But still, there’s a big, Destiny-shaped void in my life. I don’t think any of us are happy with how Destiny ended up, and so many of us, whenever someone mentions Destiny, are like “oh man, if only Bungie hadn’t…”

We clearly want this to work out well. We are rooting for Destiny. But Bungie’s decision-making seems to be about negative reinforcement and classical conditioning, and turning a game that should be fun into work just… well, it isn’t working for us.

I wrote this because I want the best for Destiny. I want to help, like I said at the start of this piece. Bungie, I’m on your side, and I hope you know that. Heck, remember when Luke himself wrote about what was wrong with Halo 2 and you gave him a job? I hope you’ve still got the desire to listen to that kind of feedback, knowing that your critics are some of your biggest allies. I want you to succeed. I want to be happy playing Destiny again.

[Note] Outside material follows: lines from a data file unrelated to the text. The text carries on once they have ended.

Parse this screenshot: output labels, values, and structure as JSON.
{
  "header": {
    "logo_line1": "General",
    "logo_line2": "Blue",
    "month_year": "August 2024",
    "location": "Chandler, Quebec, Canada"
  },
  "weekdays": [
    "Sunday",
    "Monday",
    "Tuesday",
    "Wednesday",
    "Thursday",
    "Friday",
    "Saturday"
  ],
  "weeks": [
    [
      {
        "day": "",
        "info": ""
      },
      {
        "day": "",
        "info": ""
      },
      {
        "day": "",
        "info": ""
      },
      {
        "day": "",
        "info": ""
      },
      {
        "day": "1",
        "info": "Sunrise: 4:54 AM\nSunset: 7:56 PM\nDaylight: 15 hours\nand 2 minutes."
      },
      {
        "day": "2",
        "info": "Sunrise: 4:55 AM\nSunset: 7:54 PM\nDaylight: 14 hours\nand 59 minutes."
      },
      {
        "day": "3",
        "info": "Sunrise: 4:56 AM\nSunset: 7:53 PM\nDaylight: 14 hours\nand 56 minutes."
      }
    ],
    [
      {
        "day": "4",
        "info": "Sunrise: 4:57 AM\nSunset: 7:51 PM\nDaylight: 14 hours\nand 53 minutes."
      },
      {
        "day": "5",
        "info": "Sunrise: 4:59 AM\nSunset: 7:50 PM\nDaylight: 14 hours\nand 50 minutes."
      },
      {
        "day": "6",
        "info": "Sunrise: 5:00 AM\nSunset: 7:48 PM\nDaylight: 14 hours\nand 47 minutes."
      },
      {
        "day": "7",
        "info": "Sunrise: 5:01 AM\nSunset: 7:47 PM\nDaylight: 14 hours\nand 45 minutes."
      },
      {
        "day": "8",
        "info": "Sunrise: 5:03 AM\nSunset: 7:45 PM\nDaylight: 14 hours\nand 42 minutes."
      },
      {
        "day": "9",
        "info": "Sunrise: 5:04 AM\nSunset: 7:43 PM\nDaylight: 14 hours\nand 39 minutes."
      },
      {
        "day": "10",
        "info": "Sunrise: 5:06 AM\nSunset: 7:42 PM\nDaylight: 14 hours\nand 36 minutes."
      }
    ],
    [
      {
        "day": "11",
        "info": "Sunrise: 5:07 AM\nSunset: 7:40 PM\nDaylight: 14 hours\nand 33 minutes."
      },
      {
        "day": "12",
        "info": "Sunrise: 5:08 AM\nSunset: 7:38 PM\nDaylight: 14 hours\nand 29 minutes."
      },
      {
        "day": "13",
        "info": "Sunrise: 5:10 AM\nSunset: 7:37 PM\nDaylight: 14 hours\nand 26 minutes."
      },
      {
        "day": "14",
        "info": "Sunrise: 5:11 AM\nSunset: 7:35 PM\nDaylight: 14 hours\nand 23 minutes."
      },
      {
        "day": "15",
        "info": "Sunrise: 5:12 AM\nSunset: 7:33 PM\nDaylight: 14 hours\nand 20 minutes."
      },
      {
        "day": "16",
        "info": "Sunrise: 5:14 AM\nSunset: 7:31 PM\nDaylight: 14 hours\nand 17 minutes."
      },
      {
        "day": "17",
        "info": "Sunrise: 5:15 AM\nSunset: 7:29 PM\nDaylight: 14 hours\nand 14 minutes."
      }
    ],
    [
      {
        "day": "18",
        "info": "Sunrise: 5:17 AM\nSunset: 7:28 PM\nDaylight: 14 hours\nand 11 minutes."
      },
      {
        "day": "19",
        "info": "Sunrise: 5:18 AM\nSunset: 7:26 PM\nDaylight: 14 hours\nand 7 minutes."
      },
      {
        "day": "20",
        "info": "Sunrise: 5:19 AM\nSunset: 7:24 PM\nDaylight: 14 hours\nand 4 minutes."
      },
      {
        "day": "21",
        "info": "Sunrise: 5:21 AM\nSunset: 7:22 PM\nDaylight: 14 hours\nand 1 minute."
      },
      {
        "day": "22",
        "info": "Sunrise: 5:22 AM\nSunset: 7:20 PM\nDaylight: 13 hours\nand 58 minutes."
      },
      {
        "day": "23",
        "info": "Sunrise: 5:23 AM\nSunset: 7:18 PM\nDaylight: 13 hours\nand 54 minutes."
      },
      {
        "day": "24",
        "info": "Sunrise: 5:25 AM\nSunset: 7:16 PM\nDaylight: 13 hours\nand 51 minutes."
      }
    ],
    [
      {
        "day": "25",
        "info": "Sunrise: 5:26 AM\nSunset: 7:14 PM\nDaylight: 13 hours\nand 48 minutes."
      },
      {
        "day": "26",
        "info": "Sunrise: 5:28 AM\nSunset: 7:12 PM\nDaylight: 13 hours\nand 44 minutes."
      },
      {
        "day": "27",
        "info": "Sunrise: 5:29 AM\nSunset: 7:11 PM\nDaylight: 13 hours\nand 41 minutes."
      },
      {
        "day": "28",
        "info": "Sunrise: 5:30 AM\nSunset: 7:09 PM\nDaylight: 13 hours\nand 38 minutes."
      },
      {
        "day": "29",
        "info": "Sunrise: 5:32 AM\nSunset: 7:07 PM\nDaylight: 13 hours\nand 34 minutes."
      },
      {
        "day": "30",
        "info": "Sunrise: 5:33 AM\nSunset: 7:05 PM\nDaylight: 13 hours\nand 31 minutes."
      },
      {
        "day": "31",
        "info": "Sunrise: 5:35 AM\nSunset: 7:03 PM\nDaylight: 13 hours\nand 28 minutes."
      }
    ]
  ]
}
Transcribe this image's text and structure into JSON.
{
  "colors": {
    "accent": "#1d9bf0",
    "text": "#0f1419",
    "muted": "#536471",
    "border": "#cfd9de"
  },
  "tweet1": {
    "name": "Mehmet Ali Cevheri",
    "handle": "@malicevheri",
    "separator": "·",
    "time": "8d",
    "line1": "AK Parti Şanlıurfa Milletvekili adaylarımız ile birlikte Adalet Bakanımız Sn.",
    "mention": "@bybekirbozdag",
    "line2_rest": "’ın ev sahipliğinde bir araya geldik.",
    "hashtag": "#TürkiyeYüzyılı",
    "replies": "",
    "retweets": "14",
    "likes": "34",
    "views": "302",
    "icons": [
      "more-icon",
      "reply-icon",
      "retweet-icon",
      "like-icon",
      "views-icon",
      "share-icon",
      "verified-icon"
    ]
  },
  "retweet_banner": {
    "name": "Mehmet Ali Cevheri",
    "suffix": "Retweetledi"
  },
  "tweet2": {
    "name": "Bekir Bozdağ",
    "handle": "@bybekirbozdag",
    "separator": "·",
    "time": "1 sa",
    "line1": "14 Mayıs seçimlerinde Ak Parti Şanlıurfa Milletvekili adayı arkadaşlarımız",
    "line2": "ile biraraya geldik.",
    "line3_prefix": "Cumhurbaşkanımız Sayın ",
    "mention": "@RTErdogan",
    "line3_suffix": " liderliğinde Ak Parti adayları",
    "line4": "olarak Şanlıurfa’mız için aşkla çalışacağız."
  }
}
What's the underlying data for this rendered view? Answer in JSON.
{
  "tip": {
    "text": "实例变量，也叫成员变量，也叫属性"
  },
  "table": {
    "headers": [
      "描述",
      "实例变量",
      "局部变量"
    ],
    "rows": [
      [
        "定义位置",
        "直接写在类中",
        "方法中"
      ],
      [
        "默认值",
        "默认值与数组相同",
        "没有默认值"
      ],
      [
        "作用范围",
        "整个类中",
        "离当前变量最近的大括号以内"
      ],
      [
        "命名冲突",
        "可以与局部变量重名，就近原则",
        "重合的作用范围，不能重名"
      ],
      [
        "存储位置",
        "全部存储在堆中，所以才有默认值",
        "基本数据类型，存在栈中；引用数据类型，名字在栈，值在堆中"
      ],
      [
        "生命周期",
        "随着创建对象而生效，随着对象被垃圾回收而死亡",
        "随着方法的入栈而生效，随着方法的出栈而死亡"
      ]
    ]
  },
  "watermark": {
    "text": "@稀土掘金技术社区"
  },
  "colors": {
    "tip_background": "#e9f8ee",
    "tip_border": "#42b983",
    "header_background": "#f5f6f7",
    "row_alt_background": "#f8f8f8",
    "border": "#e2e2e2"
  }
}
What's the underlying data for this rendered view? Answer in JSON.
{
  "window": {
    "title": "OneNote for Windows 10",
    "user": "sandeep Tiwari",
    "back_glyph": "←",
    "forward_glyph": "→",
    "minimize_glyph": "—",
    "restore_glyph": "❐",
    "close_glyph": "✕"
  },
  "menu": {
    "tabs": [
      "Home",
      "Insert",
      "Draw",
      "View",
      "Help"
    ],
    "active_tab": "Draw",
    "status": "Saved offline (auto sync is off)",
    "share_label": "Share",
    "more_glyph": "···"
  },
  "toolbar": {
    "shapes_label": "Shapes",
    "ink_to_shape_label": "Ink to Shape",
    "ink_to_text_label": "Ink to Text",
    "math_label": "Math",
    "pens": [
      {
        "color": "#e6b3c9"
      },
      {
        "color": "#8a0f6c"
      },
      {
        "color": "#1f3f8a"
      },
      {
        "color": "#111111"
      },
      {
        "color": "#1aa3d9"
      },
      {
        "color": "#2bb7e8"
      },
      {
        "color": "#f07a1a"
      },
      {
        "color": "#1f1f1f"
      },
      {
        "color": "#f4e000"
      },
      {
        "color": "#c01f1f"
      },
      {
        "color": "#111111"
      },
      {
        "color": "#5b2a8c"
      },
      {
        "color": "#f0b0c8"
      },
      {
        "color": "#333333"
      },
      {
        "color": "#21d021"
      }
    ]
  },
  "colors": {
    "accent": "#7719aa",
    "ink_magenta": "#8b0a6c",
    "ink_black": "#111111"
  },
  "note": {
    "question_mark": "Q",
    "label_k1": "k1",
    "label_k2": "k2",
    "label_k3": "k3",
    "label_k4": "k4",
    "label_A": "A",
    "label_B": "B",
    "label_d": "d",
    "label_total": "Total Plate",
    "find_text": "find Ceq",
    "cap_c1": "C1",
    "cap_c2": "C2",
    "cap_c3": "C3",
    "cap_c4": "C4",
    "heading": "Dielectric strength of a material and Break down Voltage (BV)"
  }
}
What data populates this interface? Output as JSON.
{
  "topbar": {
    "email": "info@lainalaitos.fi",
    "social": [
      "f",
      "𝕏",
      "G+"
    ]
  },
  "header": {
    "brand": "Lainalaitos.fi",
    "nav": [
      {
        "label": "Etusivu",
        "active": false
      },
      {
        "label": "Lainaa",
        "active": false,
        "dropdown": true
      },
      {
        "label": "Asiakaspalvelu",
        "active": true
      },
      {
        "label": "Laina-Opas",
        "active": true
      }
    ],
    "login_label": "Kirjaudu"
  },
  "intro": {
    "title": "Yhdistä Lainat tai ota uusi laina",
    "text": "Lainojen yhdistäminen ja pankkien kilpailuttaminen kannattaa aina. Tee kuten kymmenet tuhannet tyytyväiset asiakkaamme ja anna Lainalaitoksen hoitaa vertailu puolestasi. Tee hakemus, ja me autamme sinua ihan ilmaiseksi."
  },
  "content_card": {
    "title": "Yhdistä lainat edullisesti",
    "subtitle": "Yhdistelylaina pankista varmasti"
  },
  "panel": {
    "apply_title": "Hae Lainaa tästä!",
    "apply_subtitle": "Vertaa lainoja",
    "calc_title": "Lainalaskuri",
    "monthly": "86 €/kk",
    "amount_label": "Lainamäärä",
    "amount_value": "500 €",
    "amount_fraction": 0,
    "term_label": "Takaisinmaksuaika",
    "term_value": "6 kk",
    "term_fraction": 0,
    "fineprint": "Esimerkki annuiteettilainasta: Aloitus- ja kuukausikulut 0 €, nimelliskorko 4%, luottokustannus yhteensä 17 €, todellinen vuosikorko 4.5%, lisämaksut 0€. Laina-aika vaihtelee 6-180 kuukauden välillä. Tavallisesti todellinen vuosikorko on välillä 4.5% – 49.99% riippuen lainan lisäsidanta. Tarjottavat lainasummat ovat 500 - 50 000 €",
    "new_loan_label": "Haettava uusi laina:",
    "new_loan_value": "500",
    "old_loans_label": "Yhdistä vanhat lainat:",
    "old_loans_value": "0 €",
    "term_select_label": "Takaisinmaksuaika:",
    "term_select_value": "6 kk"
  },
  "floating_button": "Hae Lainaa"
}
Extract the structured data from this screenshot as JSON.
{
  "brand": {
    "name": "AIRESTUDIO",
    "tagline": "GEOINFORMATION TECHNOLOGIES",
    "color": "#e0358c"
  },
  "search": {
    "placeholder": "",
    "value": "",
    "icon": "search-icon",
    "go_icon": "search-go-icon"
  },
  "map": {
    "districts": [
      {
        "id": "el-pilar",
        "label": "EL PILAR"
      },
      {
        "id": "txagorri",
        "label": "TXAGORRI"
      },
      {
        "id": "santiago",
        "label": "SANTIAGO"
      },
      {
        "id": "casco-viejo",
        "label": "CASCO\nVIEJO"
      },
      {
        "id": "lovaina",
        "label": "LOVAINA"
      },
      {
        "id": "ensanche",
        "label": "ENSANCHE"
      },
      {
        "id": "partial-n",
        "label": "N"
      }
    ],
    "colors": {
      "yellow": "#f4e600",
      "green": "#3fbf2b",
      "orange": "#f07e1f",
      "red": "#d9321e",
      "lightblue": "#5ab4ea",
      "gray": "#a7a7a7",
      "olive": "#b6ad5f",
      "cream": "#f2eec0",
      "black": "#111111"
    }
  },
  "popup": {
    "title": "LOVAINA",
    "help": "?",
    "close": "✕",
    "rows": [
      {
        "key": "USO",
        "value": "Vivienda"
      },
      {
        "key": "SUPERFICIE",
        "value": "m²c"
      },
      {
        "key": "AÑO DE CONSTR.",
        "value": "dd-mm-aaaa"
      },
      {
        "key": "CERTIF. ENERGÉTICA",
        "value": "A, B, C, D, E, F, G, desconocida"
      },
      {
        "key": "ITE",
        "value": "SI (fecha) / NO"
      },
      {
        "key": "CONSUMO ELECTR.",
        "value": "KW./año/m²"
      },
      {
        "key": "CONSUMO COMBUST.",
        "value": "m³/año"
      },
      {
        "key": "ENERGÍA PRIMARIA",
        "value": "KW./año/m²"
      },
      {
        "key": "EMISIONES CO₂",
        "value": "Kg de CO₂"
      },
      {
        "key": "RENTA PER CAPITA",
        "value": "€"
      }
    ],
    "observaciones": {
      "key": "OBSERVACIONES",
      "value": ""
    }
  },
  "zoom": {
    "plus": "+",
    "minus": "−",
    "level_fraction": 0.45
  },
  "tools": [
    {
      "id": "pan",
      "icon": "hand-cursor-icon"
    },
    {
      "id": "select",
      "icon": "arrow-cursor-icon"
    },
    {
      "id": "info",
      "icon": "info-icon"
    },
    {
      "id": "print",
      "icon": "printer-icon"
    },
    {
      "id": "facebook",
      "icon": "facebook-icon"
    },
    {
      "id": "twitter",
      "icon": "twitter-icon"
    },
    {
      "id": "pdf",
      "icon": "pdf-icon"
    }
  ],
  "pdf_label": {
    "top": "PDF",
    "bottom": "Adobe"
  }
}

(I am not asking for a job, however, I definitely wouldn’t say no if it meant being able to afford insulin)

But the other day, I uninstalled it because I can’t feel pressured into playing my favorite game. I want to feel happy. I want to have something to look forward to. Looking back at all the guns I’ve lost along the way just isn’t doing it for me.

I want to keep maining my Hung Jury SR4, and I want to do it with my friends, laughing and blasting away at space aliens.

I got more articles coming soon! if you like my work, you can donate to my venmo at @forgetamnesia or my paypal at https://paypal.me/stompsite. I’ve also got a patreon at https://patreon.com/docgames! Check out my next game, Adios, on Steam, and wishlist it if it sounds cool to you! It’ll be coming to Xbox and Steam very soon. Doctor’s visits cost me around $150–250 a visit, so I appreciate all the help I can get.

I do some freelance work, game design consulting, and I’ve worked on games Hardspace: Shipbreakers and created games like Adios and Paratopic.

I do some freelance work, game design consulting, and I’ve worked on games Hardspace: Shipbreakers and created games like Adios and Paratopic.